The Dead and the Gone by Susan Beth Pfeffer

The Dead and the Gone
by Susan Beth Pfeffer
ISBN-13: 9-780547-258553
Rating: 4 ♥ / 5 ♥

Susan Beth Pfeffer’s Life as We Knew It enthralledd and devastated readers with its brutal but hopeful look at an apocalyptic event–an asteroid hitting the moon, setting off a tailspin of horrific climate changes. Now this harrowing companion novel examines the same events as they unfold in New York City, revealed through the eyes of seventeen-year-old Puerto Rican Alex Morales. When Alex’s parents disappear in the aftermath of tidal waves, he must care for his two younger sisters, even as Manhattan becomes a deadly wasteland, and food and aid dwindle.


I read Life as We Knew It last year and really enjoyed it. The Dead and the Gone is a companion novel, rather than a sequel. It takes place at the same time as Life, but in New York.

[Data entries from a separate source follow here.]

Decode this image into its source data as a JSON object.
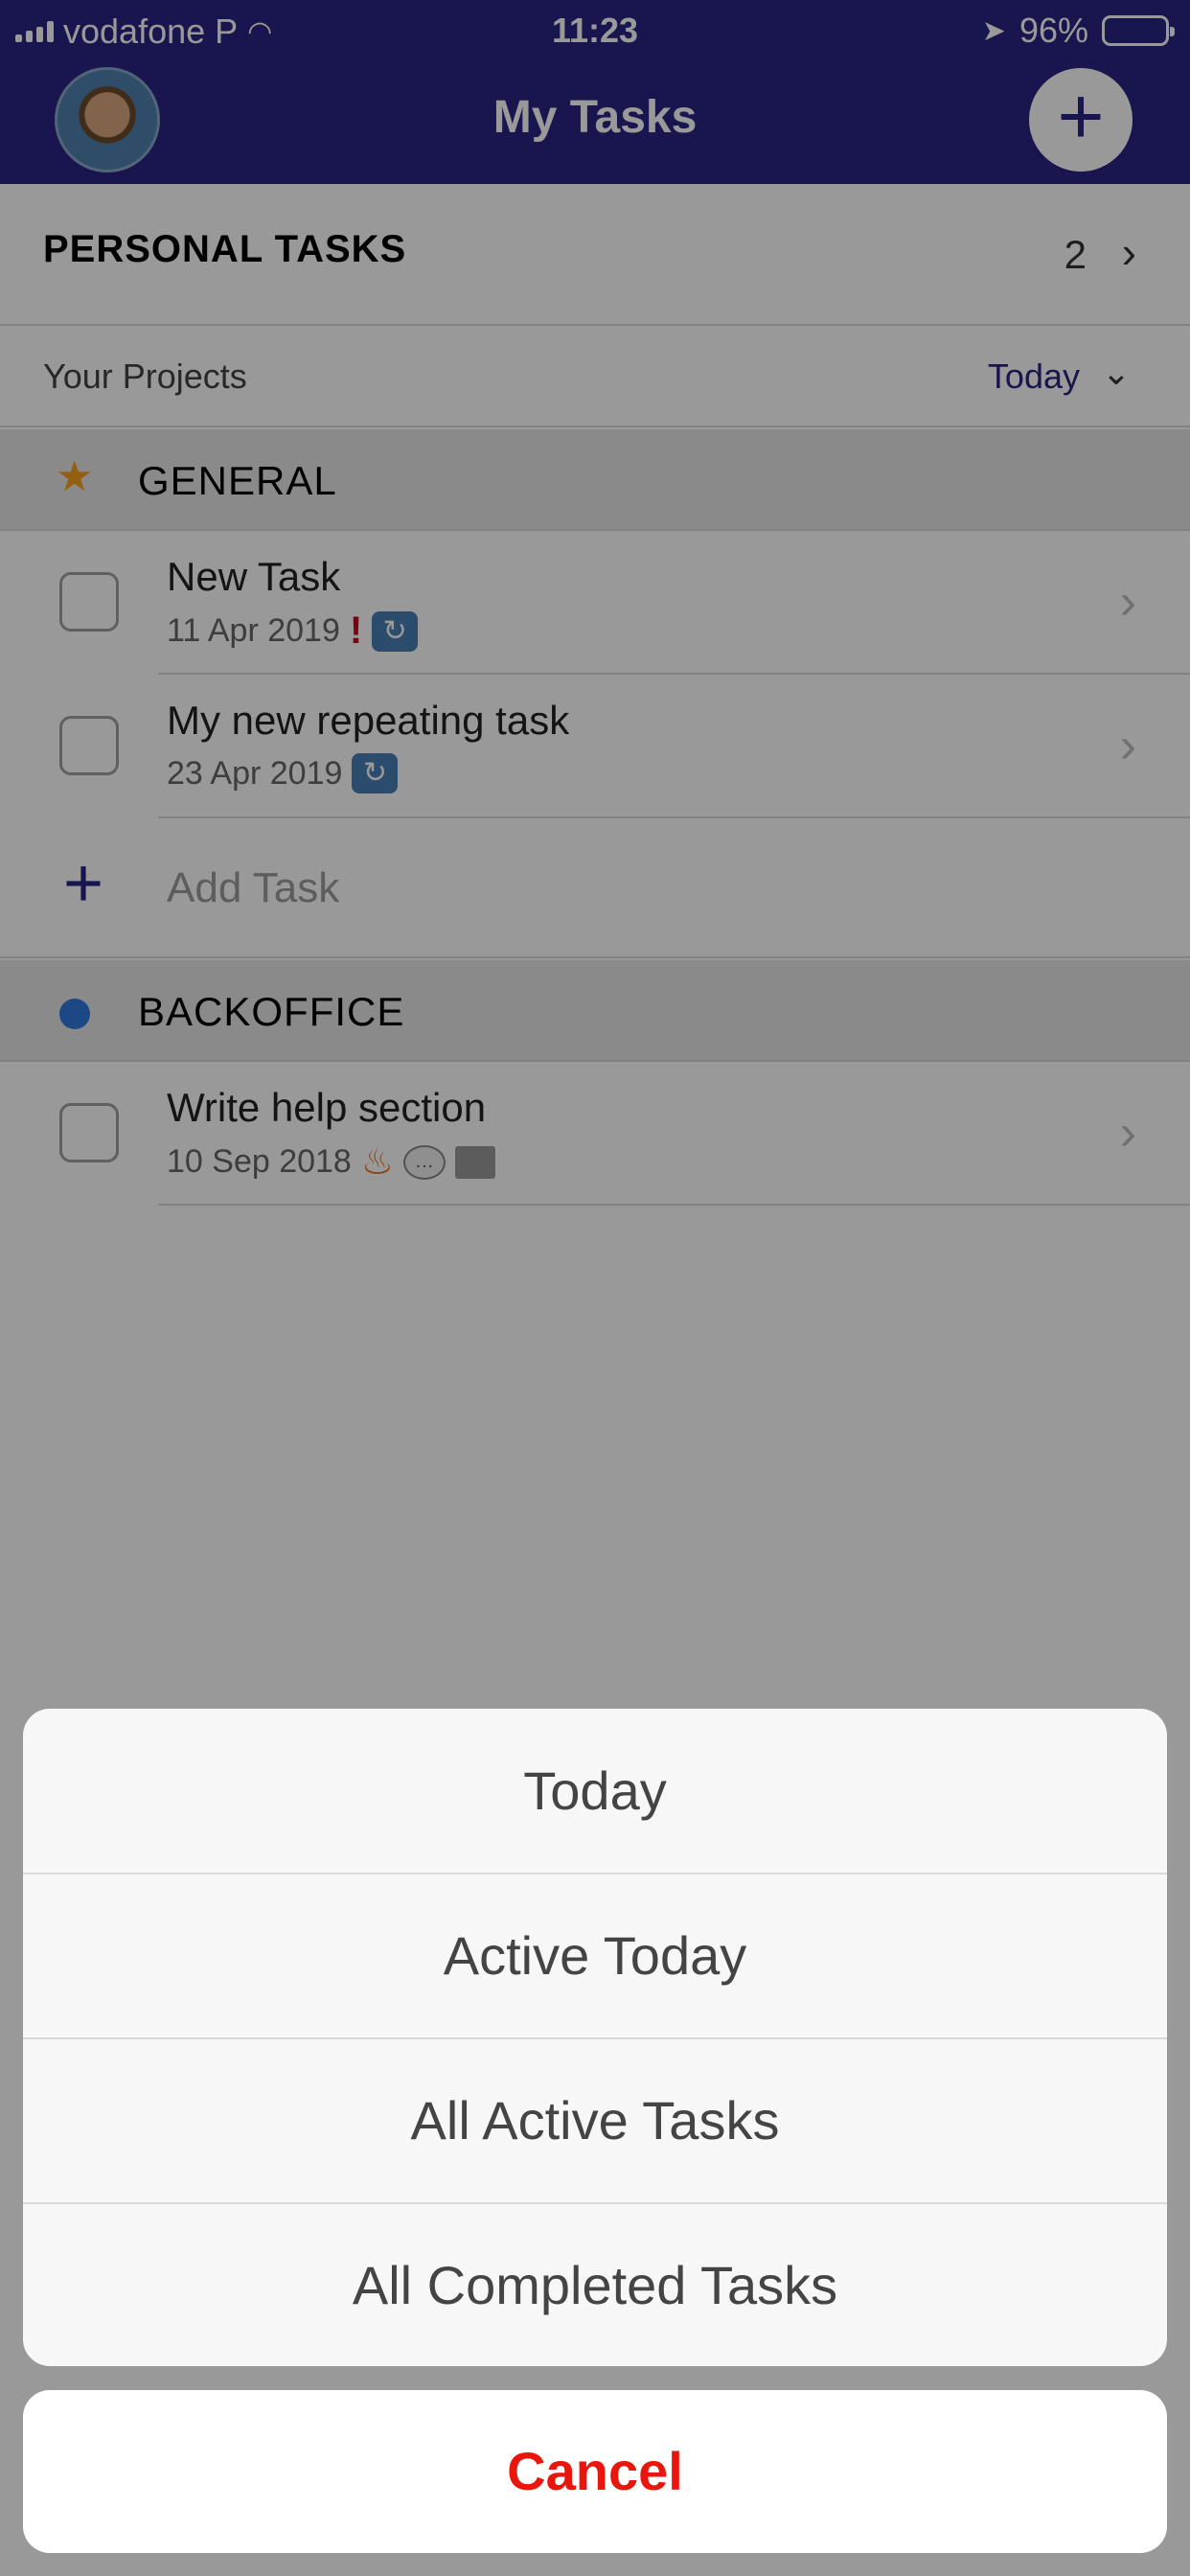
{
  "status_bar": {
    "carrier": "vodafone P",
    "time": "11:23",
    "battery": "96%",
    "battery_level": 0.96
  },
  "nav": {
    "title": "My Tasks",
    "add_label": "+"
  },
  "personal": {
    "label": "PERSONAL TASKS",
    "count": "2"
  },
  "projects": {
    "label": "Your Projects",
    "filter": "Today"
  },
  "sections": [
    {
      "title": "GENERAL",
      "icon": "star-icon",
      "color": "#f59f1c",
      "tasks": [
        {
          "name": "New Task",
          "date": "11 Apr 2019",
          "flags": [
            "exclamation-icon",
            "repeat-icon"
          ]
        },
        {
          "name": "My new repeating task",
          "date": "23 Apr 2019",
          "flags": [
            "repeat-icon"
          ]
        }
      ],
      "add_task": "Add Task"
    },
    {
      "title": "BACKOFFICE",
      "icon": "dot-icon",
      "color": "#2f7ae0",
      "tasks": [
        {
          "name": "Write help section",
          "date": "10 Sep 2018",
          "flags": [
            "fire-icon",
            "speech-bubble-icon",
            "notebook-icon"
          ]
        }
      ]
    }
  ],
  "action_sheet": {
    "options": [
      "Today",
      "Active Today",
      "All Active Tasks",
      "All Completed Tasks"
    ],
    "cancel": "Cancel"
  },
  "colors": {
    "nav_background": "#2a2483",
    "cancel_text": "#e8160c"
  }
}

The Dead and the Gone was an intense ride. New York was hit very hard when the moon moved closer to Earth – there were massive tidal waves and flooding in the subways. Alex find himself alone with his two sisters. His father is in Puerto Rico, his brother is in the marines and their mother working in Queens. As the months go on with no word from the other members of their family, Alex and his sisters struggle to keep themselves alive. Alex does anything he can to get food, but with sporadic electricity, the dead piling up in the streets, volcanic ash covering the sky and an early, harsh winter, things are incredibly difficult.

I was struck by the harsh reality that Susan Beth Pfeffer created in this novel. There’s death on a massive scale and rioting for food. New York slowly becomes a ghost town as everyone flees the island for safer areas inland, either by their own means or through evactions. As in Life, I was completely drawn in by Pfeffer’s writing and immediate action. There is no shortage of difficult times for Alex, Julie and Bri, but they have small pockets of joy and hope, too. I was crying by the end of the book, though. Pfeffer throws in a situation I was just not expecting, and it made The Dead so much more real and gritty than Life. There were a few instances I felt were quite convenient, and a bit hard to believe, but overall it was a great book.

A sequel to both Life as We Knew It and The Dead and the Gone comes out this month. It will take place back with Miranda, but Alex makes his own appearance. I think it’s going to be quite a novel.